The non-consideration of the 1996 E. Balanandan committee report on power development while awarding the contract to renovate and modernise three hydroelectric projects in the State to the Canadian firm SNC-Lavalin could not be deemed as “a deliberate act or an evil design” on the part of the accused, including Pinarayi Vijayan, in the alleged corruption case, Central Bureau of Investigation special judge R. Reghu pronounced in his court here on Wednesday.
The committee was for the rehabilitation of the Pallivasal, Sengulam and Panniyar hydroelectric projects, which had run its projected life span, as a short-term measure and recommended only the replacement of essential parts at an estimated cost of Rs.100.50 crore. However, the accused had awarded the contract to renovate and modernise the projects with a stated aim to increase its life span by 35 years.
The Comptroller and Auditor General had reported that the contract had caused loss to the public exchequer and also how it quantified the loss. “Unless and until this loss is attributable to the overt act alleged to have been committed by the accused, the CAG report cannot render any help to the prosecution in substantiating the charge levelled against the accused,” the judge said.

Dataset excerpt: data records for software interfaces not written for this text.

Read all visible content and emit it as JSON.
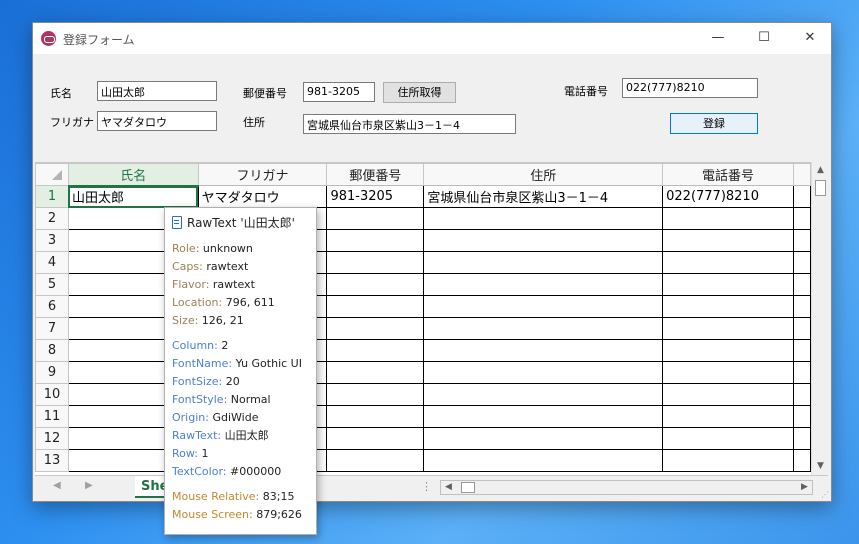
{
  "window": {
    "title": "登録フォーム",
    "minimize": "—",
    "maximize": "☐",
    "close": "✕"
  },
  "form": {
    "name_label": "氏名",
    "name_value": "山田太郎",
    "furigana_label": "フリガナ",
    "furigana_value": "ヤマダタロウ",
    "postal_label": "郵便番号",
    "postal_value": "981-3205",
    "get_address_button": "住所取得",
    "address_label": "住所",
    "address_value": "宮城県仙台市泉区紫山3－1－4",
    "phone_label": "電話番号",
    "phone_value": "022(777)8210",
    "register_button": "登録"
  },
  "grid": {
    "columns": [
      "氏名",
      "フリガナ",
      "郵便番号",
      "住所",
      "電話番号"
    ],
    "row_numbers": [
      "1",
      "2",
      "3",
      "4",
      "5",
      "6",
      "7",
      "8",
      "9",
      "10",
      "11",
      "12",
      "13"
    ],
    "rows": [
      [
        "山田太郎",
        "ヤマダタロウ",
        "981-3205",
        "宮城県仙台市泉区紫山3－1－4",
        "022(777)8210"
      ]
    ],
    "sheet_tab": "She"
  },
  "tooltip": {
    "header": "RawText '山田太郎'",
    "group1": [
      {
        "key": "Role:",
        "value": "unknown"
      },
      {
        "key": "Caps:",
        "value": "rawtext"
      },
      {
        "key": "Flavor:",
        "value": "rawtext"
      },
      {
        "key": "Location:",
        "value": "796, 611"
      },
      {
        "key": "Size:",
        "value": "126, 21"
      }
    ],
    "group2": [
      {
        "key": "Column:",
        "value": "2"
      },
      {
        "key": "FontName:",
        "value": "Yu Gothic UI"
      },
      {
        "key": "FontSize:",
        "value": "20"
      },
      {
        "key": "FontStyle:",
        "value": "Normal"
      },
      {
        "key": "Origin:",
        "value": "GdiWide"
      },
      {
        "key": "RawText:",
        "value": "山田太郎"
      },
      {
        "key": "Row:",
        "value": "1"
      },
      {
        "key": "TextColor:",
        "value": "#000000"
      }
    ],
    "group3": [
      {
        "key": "Mouse Relative:",
        "value": "83;15"
      },
      {
        "key": "Mouse Screen:",
        "value": "879;626"
      }
    ]
  },
  "colors": {
    "desktop": "#2d8ff0",
    "accent_green": "#217346",
    "accent_blue": "#0078d7"
  }
}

The procurement of equipment for the renovation has not caused any loss to the State. The reduction of the foreign loan from Export Development Canada (EDC) from Rs.173 crore to Rs.157 crore and reduction of consultancy charges from Rs.24 crore to Rs.17.88 crore, both achieved by a high-level delegation led by Mr. Vijayan to Canada, annulled the CBI’s charge that the accused had caused undue pecuniary advantage to Lavalin.
“If the accused had a desire to help SNC-Lavalin unlawfully and enrich itself from the contract, they would not have made such a substantial reduction in the amount,” the judge said.
The court said the feasibility of executing a MoA to secure the entire grant element of Rs.98.60 crore for the MCC from Lavalin was questionable in the absence of tripartite agreement involving the other Canadian agencies who had promised the grant in reciprocation for the contract.